Okada applies a standing Money Clip, there’s another ref bump and Togo’s in for the double team. Okada quickly turfs Togo, but EVIL executes Darkness Falls for a two count. Okada responds with his own Everything Is Evil, hits the same landslide variation of the Tombstone as he used against Tanahashi, and delivers a Rainmaker for the pin. Kazuchika Okada defeats EVIL via pinfall at 21:47.
The takeaway: You couldn’t get a clearer demonstration of the wide-ranging responsibilities Kazuchika Okada shoulders in NJPW than you did in his first two G1 matches. Against Tanahashi, he had to remind audiences of the reasons why he remains the face of the company in a match that paid tribute to his rivalry with Tanahashi without outshining their previous classics, while also reintroducing the official Rainmaker presentation of his work. Today, he was tasked with filling in the gaps between a series of utterly predictable and boring EVIL spots in an attempt to make this match as tolerable as possible, something even he struggled with.

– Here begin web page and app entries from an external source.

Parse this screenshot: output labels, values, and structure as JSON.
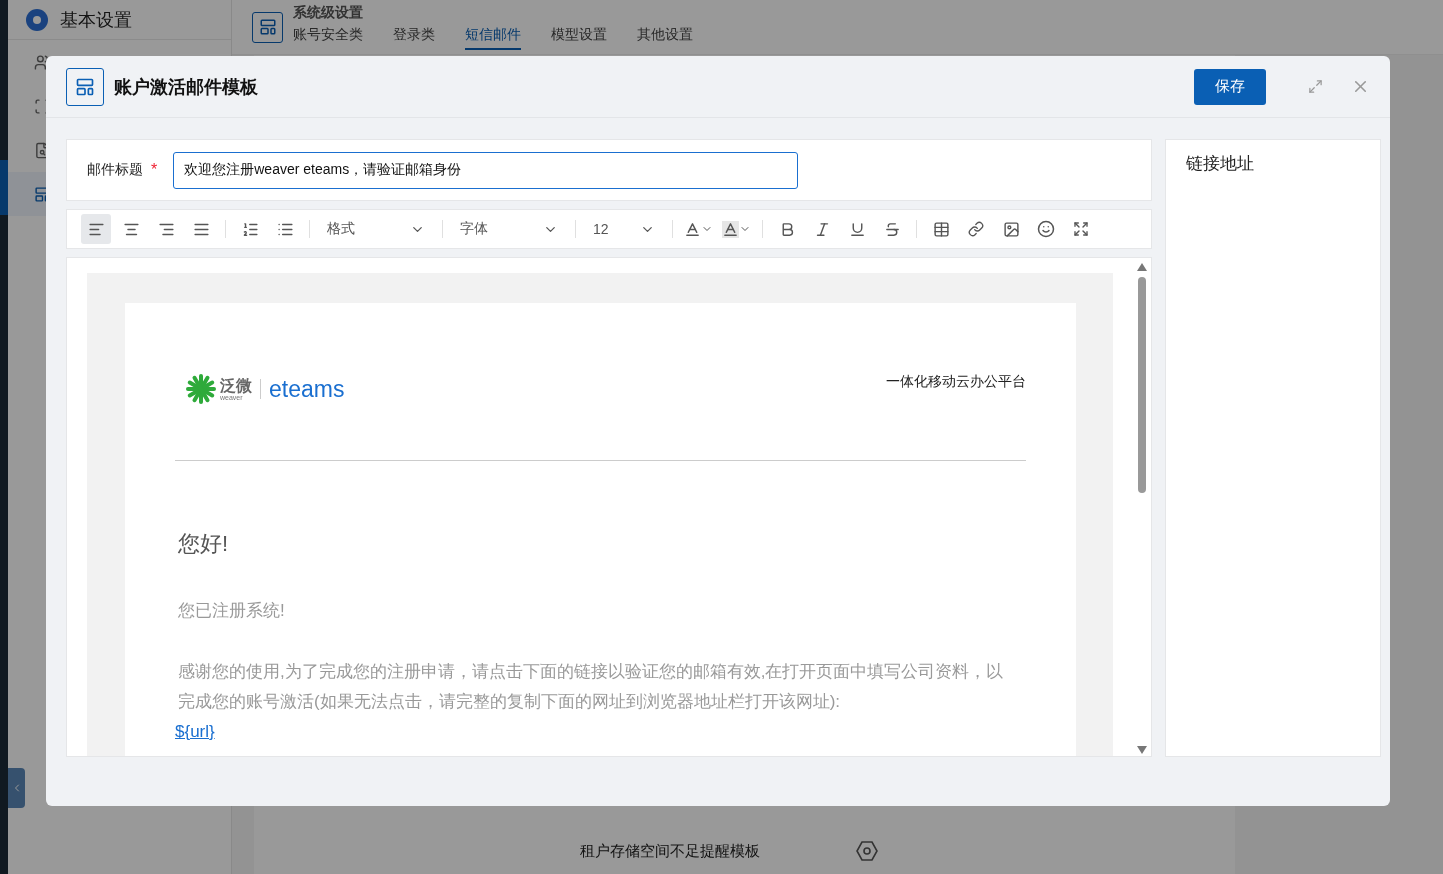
{
  "sidebar": {
    "title": "基本设置",
    "items": [
      {
        "selected": false
      },
      {
        "selected": false
      },
      {
        "selected": false
      },
      {
        "selected": true
      }
    ]
  },
  "header": {
    "title": "系统级设置",
    "tabs": [
      {
        "label": "账号安全类",
        "selected": false
      },
      {
        "label": "登录类",
        "selected": false
      },
      {
        "label": "短信邮件",
        "selected": true
      },
      {
        "label": "模型设置",
        "selected": false
      },
      {
        "label": "其他设置",
        "selected": false
      }
    ]
  },
  "content": {
    "row_label": "租户存储空间不足提醒模板"
  },
  "dialog": {
    "title": "账户激活邮件模板",
    "save_button": "保存",
    "subject": {
      "label": "邮件标题",
      "required_mark": "*",
      "value": "欢迎您注册weaver eteams，请验证邮箱身份"
    },
    "toolbar": {
      "alignments": [
        {
          "selected": true
        },
        {
          "selected": false
        },
        {
          "selected": false
        },
        {
          "selected": false
        }
      ],
      "format": "格式",
      "font": "字体",
      "size": "12"
    },
    "email": {
      "logo_text": "泛微",
      "logo_subtext": "weaver",
      "brand": "eteams",
      "tagline": "一体化移动云办公平台",
      "greeting": "您好!",
      "notice": "您已注册系统!",
      "body": "感谢您的使用,为了完成您的注册申请，请点击下面的链接以验证您的邮箱有效,在打开页面中填写公司资料，以完成您的账号激活(如果无法点击，请完整的复制下面的网址到浏览器地址栏打开该网址):",
      "link": "${url}"
    },
    "side_panel": {
      "title": "链接地址"
    }
  }
}
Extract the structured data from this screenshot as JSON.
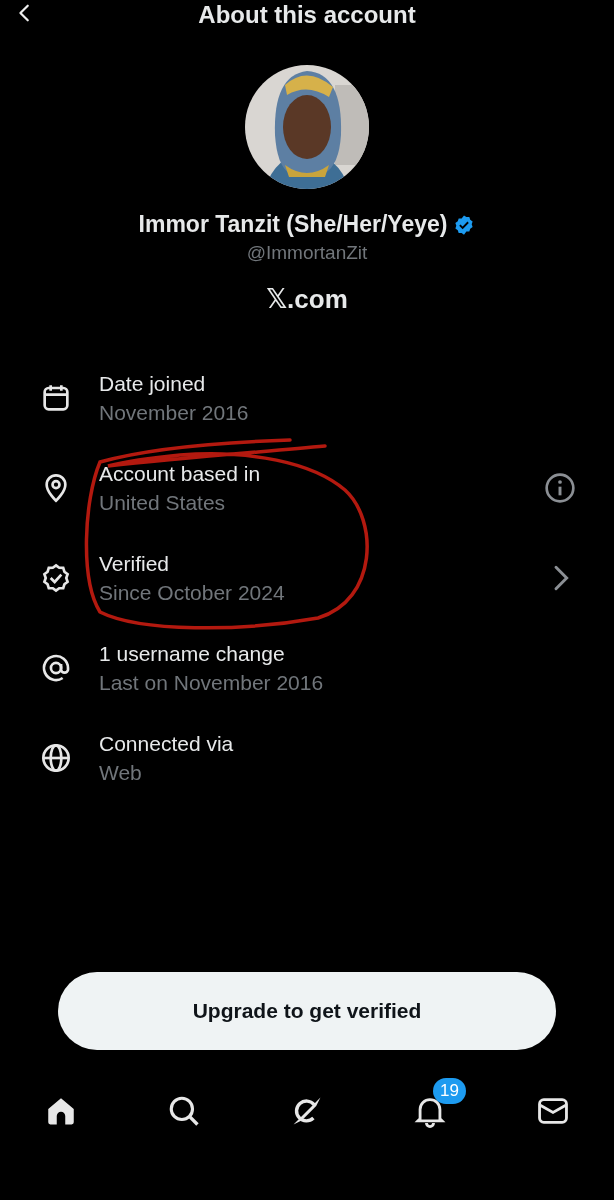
{
  "header": {
    "title": "About this account"
  },
  "profile": {
    "name": "Immor Tanzit (She/Her/Yeye)",
    "verified": true,
    "handle": "@ImmortanZit",
    "site": "𝕏.com"
  },
  "details": [
    {
      "kind": "plain",
      "label": "Date joined",
      "value": "November 2016"
    },
    {
      "kind": "info",
      "label": "Account based in",
      "value": "United States"
    },
    {
      "kind": "link",
      "label": "Verified",
      "value": "Since October 2024"
    },
    {
      "kind": "plain",
      "label": "1 username change",
      "value": "Last on November 2016"
    },
    {
      "kind": "plain",
      "label": "Connected via",
      "value": "Web"
    }
  ],
  "upgrade_button": {
    "label": "Upgrade to get verified"
  },
  "tab_bar": [
    {
      "kind": "home",
      "selected": true
    },
    {
      "kind": "search",
      "selected": false
    },
    {
      "kind": "grok",
      "selected": false
    },
    {
      "kind": "notifications",
      "selected": false,
      "badge": "19"
    },
    {
      "kind": "messages",
      "selected": false
    }
  ]
}
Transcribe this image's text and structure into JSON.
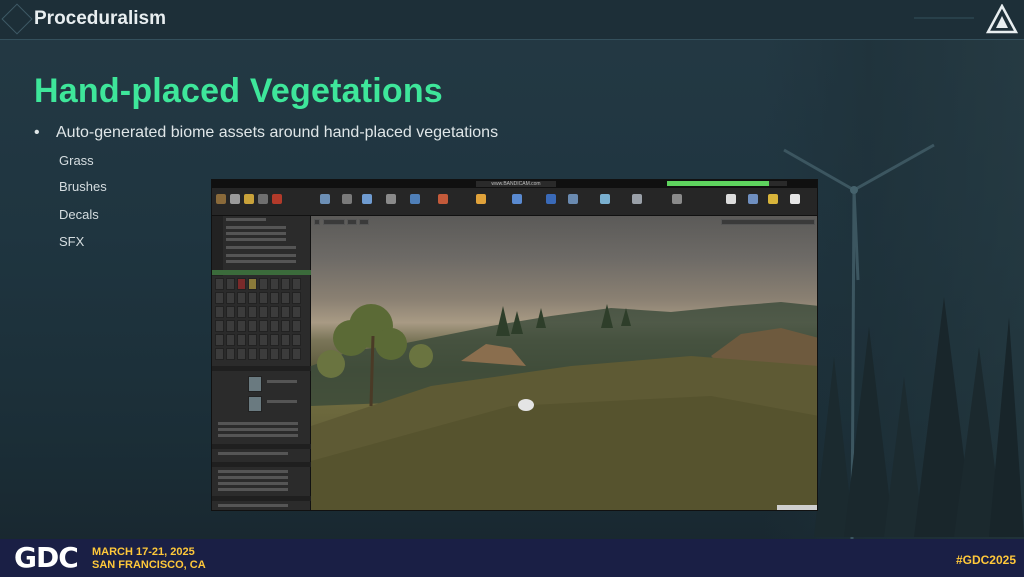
{
  "header": {
    "title": "Proceduralism"
  },
  "slide": {
    "heading": "Hand-placed Vegetations",
    "bullet": "Auto-generated biome assets around hand-placed vegetations",
    "sub_items": [
      "Grass",
      "Brushes",
      "Decals",
      "SFX"
    ]
  },
  "screenshot": {
    "recorder_label": "www.BANDICAM.com",
    "progress": 0.85
  },
  "footer": {
    "dates": "MARCH 17-21, 2025",
    "location": "SAN FRANCISCO, CA",
    "hashtag": "#GDC2025",
    "brand": "GDC"
  },
  "colors": {
    "heading": "#3ee69a",
    "accent": "#ffc83a",
    "footer_bg": "#1a1f45"
  }
}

Make no mistake: EVIL has pure go-away heat, and the rote checking off of played-out interference, low blow, chair, and table spots does neither him nor his opponents any favors. The narrative that EVIL can’t beat anyone, not even Yoshi-Hashi, without cheating, doesn’t just make his matches formulaic, it makes his defeats meaningless. Now with three consecutive defeats of EVIL after falling to the King of Darkness in the 2020 New Japan Cup Final which signaled EVIL’s turn to the dark(er) side, let’s hope that Okada won’t be sullying his hands with any more of this nonsense.
Current G1 B Block Standings
Kazuchika Okada: 4 points
Taichi: 4 points
Jeff Cobb: 4 points
Hiroshi Tanahashi: 2 points
Tama Tonga: 2 points
EVIL: 2 points
Sanada: 2 points
Yoshi-Hashi: 0 points
Chase Owens: 0 points
Hirooki Goto: 0 points
After his win over Tanahashi in the B block’s first main event, Okada stated that the Rainmaker was back (condolences to those of us who enjoyed John and Wai’s psychoanalysis of his tortured love triangle with his longtime finisher and the new fling of the Money Clip), and Okada’s presence atop the first two B block cards has been a welcome and familiar presence (today’s EVIL antics aside). With Cobb powering through early competition as predicted by most, the one significantly surprising element on these two shows has been the ascent of All Japan Taichi, who’s already outperformed my middling expectations. Wednesday’s B block show has a lot of lop-sided contests, with Okada versus Yoshi-Hashi as an awkward main event fit, though Cobb versus Goto should provide some high-impact excitement in the middle of the card. I’ll be back then with a full report on the third day of B block action.